Data to use section start

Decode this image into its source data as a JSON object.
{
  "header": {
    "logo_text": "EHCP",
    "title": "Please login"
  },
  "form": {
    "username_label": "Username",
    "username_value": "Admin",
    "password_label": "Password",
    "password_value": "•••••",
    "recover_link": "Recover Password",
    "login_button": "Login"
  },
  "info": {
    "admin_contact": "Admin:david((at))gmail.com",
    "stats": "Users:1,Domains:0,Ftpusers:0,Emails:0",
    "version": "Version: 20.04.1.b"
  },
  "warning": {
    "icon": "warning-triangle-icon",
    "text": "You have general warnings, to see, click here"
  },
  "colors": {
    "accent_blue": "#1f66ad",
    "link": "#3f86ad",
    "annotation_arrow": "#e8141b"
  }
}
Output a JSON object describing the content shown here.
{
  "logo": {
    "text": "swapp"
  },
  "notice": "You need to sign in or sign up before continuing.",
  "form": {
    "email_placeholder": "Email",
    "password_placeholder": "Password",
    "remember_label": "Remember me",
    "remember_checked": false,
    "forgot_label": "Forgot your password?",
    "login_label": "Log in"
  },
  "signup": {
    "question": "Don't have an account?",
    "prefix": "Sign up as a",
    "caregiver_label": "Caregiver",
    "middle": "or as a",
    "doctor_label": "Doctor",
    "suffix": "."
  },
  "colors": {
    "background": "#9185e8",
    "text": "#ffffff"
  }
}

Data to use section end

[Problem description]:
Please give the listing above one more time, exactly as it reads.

[Response]:
Decode this image into its source data as a JSON object.
{
  "header": {
    "logo_text": "EHCP",
    "title": "Please login"
  },
  "form": {
    "username_label": "Username",
    "username_value": "Admin",
    "password_label": "Password",
    "password_value": "•••••",
    "recover_link": "Recover Password",
    "login_button": "Login"
  },
  "info": {
    "admin_contact": "Admin:david((at))gmail.com",
    "stats": "Users:1,Domains:0,Ftpusers:0,Emails:0",
    "version": "Version: 20.04.1.b"
  },
  "warning": {
    "icon": "warning-triangle-icon",
    "text": "You have general warnings, to see, click here"
  },
  "colors": {
    "accent_blue": "#1f66ad",
    "link": "#3f86ad",
    "annotation_arrow": "#e8141b"
  }
}
Output a JSON object describing the content shown here.
{
  "logo": {
    "text": "swapp"
  },
  "notice": "You need to sign in or sign up before continuing.",
  "form": {
    "email_placeholder": "Email",
    "password_placeholder": "Password",
    "remember_label": "Remember me",
    "remember_checked": false,
    "forgot_label": "Forgot your password?",
    "login_label": "Log in"
  },
  "signup": {
    "question": "Don't have an account?",
    "prefix": "Sign up as a",
    "caregiver_label": "Caregiver",
    "middle": "or as a",
    "doctor_label": "Doctor",
    "suffix": "."
  },
  "colors": {
    "background": "#9185e8",
    "text": "#ffffff"
  }
}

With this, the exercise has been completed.